From cultural events to education talks, Black History Month is packed with events that promote and celebrate the contributions of Black African and Caribbean people to the development of British society. It also aims to help society understand Black history in detail.
However, for some, this month brings mixed feelings, as Black History Month should extend beyond a month and be 365 days of the year.
About my guest
Pawlet Brookes is the founder, CEO and Chief Artistic Director of Serendipity Arts. Pawlet has been at the heart of the development of Black arts centres across the UK. From the Marketing Manager at the Nia Centre (Manchester) in the 90s to the Artistic Director of Peepul Centre (Leicester) and Chief Executive of Rich Mix (London).

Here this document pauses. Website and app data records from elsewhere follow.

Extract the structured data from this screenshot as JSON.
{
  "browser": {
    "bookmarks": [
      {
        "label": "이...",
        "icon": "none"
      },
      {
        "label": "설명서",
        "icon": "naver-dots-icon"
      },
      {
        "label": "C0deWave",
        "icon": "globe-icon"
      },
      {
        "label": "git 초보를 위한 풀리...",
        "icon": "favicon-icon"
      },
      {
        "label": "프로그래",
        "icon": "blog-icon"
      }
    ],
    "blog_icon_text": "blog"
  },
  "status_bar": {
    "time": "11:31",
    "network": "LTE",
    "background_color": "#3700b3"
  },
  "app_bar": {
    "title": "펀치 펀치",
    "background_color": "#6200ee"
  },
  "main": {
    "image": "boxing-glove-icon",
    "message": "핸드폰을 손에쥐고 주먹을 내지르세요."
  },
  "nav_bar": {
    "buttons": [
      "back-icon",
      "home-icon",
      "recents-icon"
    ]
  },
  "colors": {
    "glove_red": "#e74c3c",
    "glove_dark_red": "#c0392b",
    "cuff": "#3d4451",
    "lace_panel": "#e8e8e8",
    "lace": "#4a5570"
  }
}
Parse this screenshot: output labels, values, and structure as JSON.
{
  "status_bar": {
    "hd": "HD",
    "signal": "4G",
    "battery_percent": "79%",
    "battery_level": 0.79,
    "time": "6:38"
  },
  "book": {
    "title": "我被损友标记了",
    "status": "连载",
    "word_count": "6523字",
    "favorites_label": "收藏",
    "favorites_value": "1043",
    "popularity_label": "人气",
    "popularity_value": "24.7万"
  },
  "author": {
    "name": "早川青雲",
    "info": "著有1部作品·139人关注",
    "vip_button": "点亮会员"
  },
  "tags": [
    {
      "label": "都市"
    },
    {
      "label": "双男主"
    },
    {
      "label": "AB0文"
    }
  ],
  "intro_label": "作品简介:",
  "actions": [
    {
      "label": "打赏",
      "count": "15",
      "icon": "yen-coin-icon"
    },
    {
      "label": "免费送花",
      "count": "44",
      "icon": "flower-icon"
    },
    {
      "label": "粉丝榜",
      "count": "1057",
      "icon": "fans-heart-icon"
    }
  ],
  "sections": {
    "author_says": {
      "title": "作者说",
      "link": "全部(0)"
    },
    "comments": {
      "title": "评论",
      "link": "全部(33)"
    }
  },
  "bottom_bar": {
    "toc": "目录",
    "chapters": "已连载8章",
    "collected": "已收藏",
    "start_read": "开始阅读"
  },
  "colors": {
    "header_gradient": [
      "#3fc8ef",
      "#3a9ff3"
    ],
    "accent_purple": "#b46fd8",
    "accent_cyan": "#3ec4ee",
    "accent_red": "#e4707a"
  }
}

She has been the Arts Council assessor for a number of Black arts capital projects, such as Bernie Grant Arts Centre (London) and National Centre for Carnival Arts (Luton).

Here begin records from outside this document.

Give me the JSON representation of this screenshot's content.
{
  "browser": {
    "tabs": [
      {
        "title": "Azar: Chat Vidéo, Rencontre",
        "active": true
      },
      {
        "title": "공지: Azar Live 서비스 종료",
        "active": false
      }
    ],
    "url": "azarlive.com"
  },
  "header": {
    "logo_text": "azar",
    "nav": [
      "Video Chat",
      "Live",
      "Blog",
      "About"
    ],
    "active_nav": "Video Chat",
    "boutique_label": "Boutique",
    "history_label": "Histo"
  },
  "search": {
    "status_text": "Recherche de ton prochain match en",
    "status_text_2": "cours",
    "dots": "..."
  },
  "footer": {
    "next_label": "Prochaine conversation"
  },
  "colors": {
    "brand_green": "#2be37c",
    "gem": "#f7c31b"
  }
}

Pawlet has over 25 years’ experience as a cultural leader, a trailblazer behind several initiatives with arts and cultural organisations both in the UK and internationally. Pawlet has pioneered the establishment of an annual dance festival since 2011, Let’s Dance International Frontiers, and coordinates Black History Month events in the Midlands as part of Serendipity Arts.
Alongside producing large-scale projects for the 2012 Cultural Olympiad such as Ballare: To Dance with classical composer Phillip Herbert, and Follow The Light, a carnival parade as part of the Olympic torch relay in the East Midlands. In her extensive career, she has worked alongside a range of international artists, directors and companies. This includes Soweto Kinch to Nina Simone, Steven Berkoff, Scottish Ballet, Geraldine O’Connor, Ballet Black, Mahogany Arts, Daksha Sheth, Phillip Herbert, Mica Paris, Akala, Gil Scott Heron, Aswad, Kyle Abraham, Germaine Acogny and PHILADANCO.

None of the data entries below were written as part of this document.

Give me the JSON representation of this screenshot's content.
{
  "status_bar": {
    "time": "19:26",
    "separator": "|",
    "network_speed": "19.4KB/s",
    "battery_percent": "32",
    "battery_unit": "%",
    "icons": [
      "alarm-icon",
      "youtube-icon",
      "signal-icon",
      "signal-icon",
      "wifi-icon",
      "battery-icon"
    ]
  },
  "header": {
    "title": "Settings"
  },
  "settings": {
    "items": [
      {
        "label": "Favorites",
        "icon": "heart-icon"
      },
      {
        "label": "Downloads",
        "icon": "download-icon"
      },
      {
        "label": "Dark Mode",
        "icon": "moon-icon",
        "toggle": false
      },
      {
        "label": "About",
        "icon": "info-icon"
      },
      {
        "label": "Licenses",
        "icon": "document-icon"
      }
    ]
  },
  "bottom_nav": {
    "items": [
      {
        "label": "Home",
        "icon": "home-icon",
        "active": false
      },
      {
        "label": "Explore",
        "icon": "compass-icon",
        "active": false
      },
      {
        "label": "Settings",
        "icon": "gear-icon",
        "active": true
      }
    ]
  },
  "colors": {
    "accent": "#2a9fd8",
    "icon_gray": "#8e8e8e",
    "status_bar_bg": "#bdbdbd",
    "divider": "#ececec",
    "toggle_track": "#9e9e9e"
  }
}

In today’s show, we talk about:
- What Serendipity Arts is all about. [01:51]
- Why Black History Month is for everyone. [03:42]
- Why Pawlet decided to start Serendipity Arts UK. [05:10]
- What keeps her going on her journey. [08:47]
- The most important thing about Black History Month [11:35]
- How Black people have been part of all histories. [14:20]
- The best way to educate and make everyone understand the importance and significance of Black History Month. [15:30]
- Her top 3 tips on how to educate your staff more through the Arts. [24:13]
Connect with my guest:
Here are some helpful resources I mentioned in this episode:
- You can never learn enough.
- Although I was working within diverse organisations, voices were still not being heard.
- My greatest jobs have been my worst, where I have learned the most.
- When I had my daughter, my life changed again.
- One of the key things is that we need to change our history books and we need to change what’s happening in terms of the national curriculum and what we’re doing in schools.
What to do next?
If you want to know more and how to get involved a be a Serendipity sponsor, like Diverse Minds, you can find out more here.
Work with me
Subscribe to the podcast
If you enjoyed this episode, then consider subscribing on Apple podcast, Spotify or wherever you access your podcasts from.
Remember to tune in to next week’s episode, where I’ll bring you more insights into mental health and inclusion.